■ **Work instruction**: Copy every line of the data that includes the string "icon".

(Stored items from a collection)
★ ★ ★
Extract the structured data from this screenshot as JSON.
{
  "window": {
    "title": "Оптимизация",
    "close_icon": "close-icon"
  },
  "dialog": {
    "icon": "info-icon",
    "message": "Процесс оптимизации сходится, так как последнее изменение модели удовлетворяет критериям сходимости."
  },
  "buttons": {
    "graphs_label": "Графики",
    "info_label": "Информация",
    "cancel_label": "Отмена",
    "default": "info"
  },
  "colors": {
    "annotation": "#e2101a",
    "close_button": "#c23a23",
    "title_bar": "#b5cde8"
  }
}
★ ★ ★
■ **Solution for this problem**:
    "close_icon": "close-icon"
    "icon": "info-icon",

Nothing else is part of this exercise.